Activity - Each line below that holds the string "emoji" counts once; report the total and nothing else.
### Record set ###
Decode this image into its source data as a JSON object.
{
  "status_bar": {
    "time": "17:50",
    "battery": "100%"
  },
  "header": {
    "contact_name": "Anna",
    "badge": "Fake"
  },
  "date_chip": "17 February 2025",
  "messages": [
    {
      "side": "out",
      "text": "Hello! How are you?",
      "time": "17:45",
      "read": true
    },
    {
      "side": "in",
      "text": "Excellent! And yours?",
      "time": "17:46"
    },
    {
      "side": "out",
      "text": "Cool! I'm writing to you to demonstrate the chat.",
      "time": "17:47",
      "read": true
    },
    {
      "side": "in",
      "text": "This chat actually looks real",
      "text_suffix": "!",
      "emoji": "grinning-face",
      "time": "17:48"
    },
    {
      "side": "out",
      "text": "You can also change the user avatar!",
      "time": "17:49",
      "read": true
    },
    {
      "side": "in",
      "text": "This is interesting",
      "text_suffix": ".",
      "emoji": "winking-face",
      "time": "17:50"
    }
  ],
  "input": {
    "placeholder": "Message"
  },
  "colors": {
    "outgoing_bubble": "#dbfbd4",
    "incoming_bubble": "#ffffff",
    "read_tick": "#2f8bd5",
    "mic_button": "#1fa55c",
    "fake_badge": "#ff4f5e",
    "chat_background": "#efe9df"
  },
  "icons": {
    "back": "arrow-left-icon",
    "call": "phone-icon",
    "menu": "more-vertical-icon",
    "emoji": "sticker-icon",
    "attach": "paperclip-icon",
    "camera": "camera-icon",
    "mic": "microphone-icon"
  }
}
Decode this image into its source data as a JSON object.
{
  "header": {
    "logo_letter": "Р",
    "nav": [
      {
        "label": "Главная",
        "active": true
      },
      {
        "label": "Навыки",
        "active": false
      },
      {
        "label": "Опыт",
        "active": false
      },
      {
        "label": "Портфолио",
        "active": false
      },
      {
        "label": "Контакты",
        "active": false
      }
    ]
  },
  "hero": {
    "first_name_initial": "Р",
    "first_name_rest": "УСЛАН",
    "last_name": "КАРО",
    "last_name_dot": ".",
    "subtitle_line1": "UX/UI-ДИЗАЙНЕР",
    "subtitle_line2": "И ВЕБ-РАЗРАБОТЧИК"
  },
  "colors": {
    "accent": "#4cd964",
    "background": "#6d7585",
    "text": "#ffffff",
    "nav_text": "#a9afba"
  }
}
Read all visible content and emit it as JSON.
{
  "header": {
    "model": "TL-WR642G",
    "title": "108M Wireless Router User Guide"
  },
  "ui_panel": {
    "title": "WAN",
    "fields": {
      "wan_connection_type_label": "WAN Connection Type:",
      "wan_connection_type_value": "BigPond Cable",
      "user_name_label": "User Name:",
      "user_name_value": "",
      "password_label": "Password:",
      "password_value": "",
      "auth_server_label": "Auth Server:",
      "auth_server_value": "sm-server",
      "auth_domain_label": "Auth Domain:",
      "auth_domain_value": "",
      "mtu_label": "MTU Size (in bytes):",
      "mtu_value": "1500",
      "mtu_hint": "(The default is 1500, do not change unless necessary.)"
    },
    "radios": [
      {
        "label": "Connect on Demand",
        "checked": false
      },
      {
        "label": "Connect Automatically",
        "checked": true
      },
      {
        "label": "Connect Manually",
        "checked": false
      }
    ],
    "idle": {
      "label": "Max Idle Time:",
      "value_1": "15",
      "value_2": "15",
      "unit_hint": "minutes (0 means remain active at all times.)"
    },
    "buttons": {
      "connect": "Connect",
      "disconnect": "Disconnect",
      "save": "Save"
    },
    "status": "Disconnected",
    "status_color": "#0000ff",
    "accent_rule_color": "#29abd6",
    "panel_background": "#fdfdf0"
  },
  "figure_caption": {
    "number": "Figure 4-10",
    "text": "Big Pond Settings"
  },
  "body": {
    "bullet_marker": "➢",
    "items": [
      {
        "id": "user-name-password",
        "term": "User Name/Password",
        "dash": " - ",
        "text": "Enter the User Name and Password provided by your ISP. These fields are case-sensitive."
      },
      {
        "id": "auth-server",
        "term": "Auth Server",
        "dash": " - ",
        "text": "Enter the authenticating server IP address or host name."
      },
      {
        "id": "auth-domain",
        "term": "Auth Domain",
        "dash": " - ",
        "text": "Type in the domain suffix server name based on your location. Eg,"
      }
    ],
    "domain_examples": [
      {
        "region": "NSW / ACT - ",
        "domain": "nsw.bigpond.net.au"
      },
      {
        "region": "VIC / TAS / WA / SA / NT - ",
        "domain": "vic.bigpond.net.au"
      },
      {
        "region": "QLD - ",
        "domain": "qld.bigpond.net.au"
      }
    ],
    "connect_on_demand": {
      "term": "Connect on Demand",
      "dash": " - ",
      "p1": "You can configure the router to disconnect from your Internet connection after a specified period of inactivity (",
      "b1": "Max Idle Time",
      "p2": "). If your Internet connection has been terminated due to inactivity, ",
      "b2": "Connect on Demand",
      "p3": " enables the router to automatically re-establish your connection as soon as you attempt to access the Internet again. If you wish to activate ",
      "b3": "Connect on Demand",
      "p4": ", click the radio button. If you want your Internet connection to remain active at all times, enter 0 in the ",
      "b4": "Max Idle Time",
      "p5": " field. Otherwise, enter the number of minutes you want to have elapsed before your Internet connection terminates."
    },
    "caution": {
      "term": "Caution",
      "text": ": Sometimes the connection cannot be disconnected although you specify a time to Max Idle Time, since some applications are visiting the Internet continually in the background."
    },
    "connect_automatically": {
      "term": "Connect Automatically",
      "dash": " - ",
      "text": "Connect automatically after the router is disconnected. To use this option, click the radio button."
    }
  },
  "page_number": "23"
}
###
Response box - 3